=== Work to complete ===
Read through the records. Copy each line that has the word "chart".

__________

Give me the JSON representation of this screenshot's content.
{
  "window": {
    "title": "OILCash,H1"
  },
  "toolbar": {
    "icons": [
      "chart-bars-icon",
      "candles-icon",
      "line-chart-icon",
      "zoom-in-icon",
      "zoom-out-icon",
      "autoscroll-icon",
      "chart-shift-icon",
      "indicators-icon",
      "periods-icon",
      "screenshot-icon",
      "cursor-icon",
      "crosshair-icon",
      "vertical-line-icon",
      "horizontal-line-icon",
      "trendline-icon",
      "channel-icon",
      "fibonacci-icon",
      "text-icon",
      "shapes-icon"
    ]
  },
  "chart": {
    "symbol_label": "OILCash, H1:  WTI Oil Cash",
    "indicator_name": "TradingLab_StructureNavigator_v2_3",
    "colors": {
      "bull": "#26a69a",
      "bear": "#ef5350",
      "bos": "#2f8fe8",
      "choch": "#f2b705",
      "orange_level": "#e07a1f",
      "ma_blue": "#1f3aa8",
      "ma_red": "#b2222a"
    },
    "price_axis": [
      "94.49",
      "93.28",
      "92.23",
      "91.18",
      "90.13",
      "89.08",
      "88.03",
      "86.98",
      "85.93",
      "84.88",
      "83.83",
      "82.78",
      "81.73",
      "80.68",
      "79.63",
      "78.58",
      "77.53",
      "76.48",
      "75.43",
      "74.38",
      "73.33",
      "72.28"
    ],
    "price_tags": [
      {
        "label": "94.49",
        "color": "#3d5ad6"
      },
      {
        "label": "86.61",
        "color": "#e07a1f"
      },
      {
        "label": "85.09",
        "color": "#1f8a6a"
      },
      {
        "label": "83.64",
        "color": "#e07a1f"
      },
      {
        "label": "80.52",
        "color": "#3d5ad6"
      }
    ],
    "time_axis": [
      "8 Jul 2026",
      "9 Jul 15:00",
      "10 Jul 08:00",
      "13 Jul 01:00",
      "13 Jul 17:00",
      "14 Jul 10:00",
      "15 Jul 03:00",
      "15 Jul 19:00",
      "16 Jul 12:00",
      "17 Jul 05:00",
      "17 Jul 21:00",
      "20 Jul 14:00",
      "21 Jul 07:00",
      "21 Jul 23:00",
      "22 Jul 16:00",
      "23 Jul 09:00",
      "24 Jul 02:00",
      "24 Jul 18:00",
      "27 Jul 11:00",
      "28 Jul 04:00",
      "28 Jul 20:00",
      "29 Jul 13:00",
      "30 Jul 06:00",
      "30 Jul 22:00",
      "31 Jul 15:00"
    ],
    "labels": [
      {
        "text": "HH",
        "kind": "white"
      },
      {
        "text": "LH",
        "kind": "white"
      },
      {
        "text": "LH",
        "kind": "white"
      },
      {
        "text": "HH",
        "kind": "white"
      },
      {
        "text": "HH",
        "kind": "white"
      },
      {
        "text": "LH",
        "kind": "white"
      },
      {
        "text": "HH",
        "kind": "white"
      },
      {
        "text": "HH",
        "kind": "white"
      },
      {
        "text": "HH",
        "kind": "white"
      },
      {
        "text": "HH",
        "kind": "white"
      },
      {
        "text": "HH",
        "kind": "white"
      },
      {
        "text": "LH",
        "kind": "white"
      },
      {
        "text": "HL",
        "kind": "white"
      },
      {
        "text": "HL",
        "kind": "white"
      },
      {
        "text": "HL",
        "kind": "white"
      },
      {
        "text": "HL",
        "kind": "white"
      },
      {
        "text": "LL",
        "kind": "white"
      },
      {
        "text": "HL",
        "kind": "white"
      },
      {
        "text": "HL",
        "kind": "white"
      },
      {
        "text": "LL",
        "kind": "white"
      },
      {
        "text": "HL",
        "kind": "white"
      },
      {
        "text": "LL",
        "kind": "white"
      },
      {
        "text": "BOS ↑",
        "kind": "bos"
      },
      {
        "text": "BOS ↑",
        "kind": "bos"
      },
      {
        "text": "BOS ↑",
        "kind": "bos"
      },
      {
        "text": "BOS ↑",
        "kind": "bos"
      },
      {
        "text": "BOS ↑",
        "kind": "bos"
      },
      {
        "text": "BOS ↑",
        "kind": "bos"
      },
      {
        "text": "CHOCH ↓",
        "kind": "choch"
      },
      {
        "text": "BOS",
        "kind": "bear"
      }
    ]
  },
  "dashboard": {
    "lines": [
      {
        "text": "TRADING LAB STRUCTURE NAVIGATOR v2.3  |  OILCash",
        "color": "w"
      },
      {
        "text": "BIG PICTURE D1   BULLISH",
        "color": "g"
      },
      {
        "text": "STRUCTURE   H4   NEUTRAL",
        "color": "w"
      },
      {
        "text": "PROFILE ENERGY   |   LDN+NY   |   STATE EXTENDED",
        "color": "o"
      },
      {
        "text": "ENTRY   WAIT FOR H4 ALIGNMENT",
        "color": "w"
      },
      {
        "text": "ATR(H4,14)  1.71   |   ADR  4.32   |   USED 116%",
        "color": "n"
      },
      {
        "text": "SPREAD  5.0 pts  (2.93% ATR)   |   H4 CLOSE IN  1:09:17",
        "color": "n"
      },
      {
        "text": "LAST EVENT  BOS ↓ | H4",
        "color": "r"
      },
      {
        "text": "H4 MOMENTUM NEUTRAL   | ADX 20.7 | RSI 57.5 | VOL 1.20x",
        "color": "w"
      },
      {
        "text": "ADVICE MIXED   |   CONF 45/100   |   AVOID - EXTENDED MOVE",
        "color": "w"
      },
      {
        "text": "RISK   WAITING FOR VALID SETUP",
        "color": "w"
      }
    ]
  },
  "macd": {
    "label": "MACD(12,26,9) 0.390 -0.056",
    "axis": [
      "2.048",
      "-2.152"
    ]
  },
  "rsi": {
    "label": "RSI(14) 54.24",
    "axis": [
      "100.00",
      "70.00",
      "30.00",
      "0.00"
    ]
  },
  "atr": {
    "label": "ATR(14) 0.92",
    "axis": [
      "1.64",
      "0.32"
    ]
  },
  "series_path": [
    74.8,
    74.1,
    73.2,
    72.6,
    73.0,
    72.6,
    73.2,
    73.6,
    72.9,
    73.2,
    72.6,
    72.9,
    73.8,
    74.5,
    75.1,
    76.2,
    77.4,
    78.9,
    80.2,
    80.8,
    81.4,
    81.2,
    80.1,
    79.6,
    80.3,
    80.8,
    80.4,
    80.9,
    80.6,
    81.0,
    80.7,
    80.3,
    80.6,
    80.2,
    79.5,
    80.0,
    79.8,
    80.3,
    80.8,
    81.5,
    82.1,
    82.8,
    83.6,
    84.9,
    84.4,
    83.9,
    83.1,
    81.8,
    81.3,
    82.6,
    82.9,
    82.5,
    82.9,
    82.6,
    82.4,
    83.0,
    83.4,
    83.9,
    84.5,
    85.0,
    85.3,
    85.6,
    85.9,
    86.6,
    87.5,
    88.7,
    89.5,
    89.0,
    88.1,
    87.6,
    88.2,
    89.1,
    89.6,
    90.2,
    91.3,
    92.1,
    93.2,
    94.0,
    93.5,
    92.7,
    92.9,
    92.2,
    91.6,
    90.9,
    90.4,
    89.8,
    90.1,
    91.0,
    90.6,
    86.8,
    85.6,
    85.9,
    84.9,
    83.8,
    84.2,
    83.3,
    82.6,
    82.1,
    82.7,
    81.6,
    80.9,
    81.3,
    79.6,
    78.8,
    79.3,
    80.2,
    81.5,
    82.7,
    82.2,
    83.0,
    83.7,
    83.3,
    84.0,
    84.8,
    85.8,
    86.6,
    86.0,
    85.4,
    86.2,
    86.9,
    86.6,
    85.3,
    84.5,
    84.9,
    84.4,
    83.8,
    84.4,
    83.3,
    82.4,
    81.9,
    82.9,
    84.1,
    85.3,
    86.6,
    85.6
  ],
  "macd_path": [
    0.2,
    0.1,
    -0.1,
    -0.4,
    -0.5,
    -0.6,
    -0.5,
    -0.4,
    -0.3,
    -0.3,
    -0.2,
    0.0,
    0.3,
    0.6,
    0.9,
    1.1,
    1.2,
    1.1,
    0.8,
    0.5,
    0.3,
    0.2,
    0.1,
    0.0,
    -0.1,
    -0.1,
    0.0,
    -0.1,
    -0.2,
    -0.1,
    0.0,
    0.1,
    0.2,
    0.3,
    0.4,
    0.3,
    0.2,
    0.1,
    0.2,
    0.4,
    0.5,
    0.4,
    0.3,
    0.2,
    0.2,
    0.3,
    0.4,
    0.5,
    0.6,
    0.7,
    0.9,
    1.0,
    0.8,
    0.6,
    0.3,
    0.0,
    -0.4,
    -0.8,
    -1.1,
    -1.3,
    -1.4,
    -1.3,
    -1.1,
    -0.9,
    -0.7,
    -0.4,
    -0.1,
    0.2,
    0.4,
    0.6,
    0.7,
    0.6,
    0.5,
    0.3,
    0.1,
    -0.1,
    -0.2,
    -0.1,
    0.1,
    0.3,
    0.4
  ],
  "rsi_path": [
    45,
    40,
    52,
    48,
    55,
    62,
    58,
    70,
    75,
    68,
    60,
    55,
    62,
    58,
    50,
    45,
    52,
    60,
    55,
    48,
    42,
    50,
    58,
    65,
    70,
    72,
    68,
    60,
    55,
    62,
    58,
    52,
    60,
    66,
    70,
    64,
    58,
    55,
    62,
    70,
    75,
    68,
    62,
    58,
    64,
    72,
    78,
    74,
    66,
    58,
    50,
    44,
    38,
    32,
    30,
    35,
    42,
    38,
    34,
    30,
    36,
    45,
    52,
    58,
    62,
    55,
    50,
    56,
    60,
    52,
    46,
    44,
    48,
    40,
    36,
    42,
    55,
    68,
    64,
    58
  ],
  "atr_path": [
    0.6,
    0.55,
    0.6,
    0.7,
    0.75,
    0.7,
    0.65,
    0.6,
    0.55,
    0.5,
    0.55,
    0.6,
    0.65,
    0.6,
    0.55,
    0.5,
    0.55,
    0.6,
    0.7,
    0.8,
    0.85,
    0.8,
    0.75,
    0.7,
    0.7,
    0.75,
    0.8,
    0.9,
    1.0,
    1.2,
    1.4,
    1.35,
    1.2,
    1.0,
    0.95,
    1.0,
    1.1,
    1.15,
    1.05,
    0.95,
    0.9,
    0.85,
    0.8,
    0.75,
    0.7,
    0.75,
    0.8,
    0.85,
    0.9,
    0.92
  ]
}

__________

=== Output ===
      "chart-bars-icon",
      "line-chart-icon",
      "chart-shift-icon",
  "chart": {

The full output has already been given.